Dataset extract >>
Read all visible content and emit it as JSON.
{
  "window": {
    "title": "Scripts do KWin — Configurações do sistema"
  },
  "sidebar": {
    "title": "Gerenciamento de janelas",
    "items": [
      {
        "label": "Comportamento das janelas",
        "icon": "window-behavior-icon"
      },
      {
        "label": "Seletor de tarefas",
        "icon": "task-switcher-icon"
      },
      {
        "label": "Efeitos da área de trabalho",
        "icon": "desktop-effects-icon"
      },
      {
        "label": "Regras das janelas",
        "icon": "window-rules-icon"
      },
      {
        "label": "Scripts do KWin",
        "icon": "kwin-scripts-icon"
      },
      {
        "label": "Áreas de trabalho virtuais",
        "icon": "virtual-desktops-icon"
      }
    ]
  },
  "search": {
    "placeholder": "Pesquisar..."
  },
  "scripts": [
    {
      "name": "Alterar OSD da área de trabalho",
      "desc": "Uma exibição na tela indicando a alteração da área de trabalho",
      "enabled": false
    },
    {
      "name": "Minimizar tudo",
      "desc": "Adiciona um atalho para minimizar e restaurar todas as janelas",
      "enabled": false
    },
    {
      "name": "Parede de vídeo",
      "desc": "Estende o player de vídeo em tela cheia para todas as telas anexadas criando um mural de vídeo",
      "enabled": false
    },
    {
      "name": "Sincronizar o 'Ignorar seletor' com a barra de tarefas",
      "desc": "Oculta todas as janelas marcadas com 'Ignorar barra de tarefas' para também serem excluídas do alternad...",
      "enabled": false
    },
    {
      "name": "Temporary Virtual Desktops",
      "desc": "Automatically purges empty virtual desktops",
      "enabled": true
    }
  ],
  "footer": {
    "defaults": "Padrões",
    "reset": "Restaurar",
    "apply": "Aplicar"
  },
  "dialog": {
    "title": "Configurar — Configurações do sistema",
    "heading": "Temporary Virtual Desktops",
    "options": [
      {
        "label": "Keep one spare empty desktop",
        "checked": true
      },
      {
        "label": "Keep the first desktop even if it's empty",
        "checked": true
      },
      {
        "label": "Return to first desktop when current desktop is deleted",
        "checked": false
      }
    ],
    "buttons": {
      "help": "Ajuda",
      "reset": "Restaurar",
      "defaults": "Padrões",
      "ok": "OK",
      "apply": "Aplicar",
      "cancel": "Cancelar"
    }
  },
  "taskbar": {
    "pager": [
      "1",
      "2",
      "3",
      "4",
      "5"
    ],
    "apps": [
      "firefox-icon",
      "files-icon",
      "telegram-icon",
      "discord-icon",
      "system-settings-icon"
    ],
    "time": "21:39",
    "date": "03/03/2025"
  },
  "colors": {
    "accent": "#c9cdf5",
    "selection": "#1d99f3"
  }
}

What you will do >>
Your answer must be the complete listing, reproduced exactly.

Exercise output >>
Read all visible content and emit it as JSON.
{
  "window": {
    "title": "Scripts do KWin — Configurações do sistema"
  },
  "sidebar": {
    "title": "Gerenciamento de janelas",
    "items": [
      {
        "label": "Comportamento das janelas",
        "icon": "window-behavior-icon"
      },
      {
        "label": "Seletor de tarefas",
        "icon": "task-switcher-icon"
      },
      {
        "label": "Efeitos da área de trabalho",
        "icon": "desktop-effects-icon"
      },
      {
        "label": "Regras das janelas",
        "icon": "window-rules-icon"
      },
      {
        "label": "Scripts do KWin",
        "icon": "kwin-scripts-icon"
      },
      {
        "label": "Áreas de trabalho virtuais",
        "icon": "virtual-desktops-icon"
      }
    ]
  },
  "search": {
    "placeholder": "Pesquisar..."
  },
  "scripts": [
    {
      "name": "Alterar OSD da área de trabalho",
      "desc": "Uma exibição na tela indicando a alteração da área de trabalho",
      "enabled": false
    },
    {
      "name": "Minimizar tudo",
      "desc": "Adiciona um atalho para minimizar e restaurar todas as janelas",
      "enabled": false
    },
    {
      "name": "Parede de vídeo",
      "desc": "Estende o player de vídeo em tela cheia para todas as telas anexadas criando um mural de vídeo",
      "enabled": false
    },
    {
      "name": "Sincronizar o 'Ignorar seletor' com a barra de tarefas",
      "desc": "Oculta todas as janelas marcadas com 'Ignorar barra de tarefas' para também serem excluídas do alternad...",
      "enabled": false
    },
    {
      "name": "Temporary Virtual Desktops",
      "desc": "Automatically purges empty virtual desktops",
      "enabled": true
    }
  ],
  "footer": {
    "defaults": "Padrões",
    "reset": "Restaurar",
    "apply": "Aplicar"
  },
  "dialog": {
    "title": "Configurar — Configurações do sistema",
    "heading": "Temporary Virtual Desktops",
    "options": [
      {
        "label": "Keep one spare empty desktop",
        "checked": true
      },
      {
        "label": "Keep the first desktop even if it's empty",
        "checked": true
      },
      {
        "label": "Return to first desktop when current desktop is deleted",
        "checked": false
      }
    ],
    "buttons": {
      "help": "Ajuda",
      "reset": "Restaurar",
      "defaults": "Padrões",
      "ok": "OK",
      "apply": "Aplicar",
      "cancel": "Cancelar"
    }
  },
  "taskbar": {
    "pager": [
      "1",
      "2",
      "3",
      "4",
      "5"
    ],
    "apps": [
      "firefox-icon",
      "files-icon",
      "telegram-icon",
      "discord-icon",
      "system-settings-icon"
    ],
    "time": "21:39",
    "date": "03/03/2025"
  },
  "colors": {
    "accent": "#c9cdf5",
    "selection": "#1d99f3"
  }
}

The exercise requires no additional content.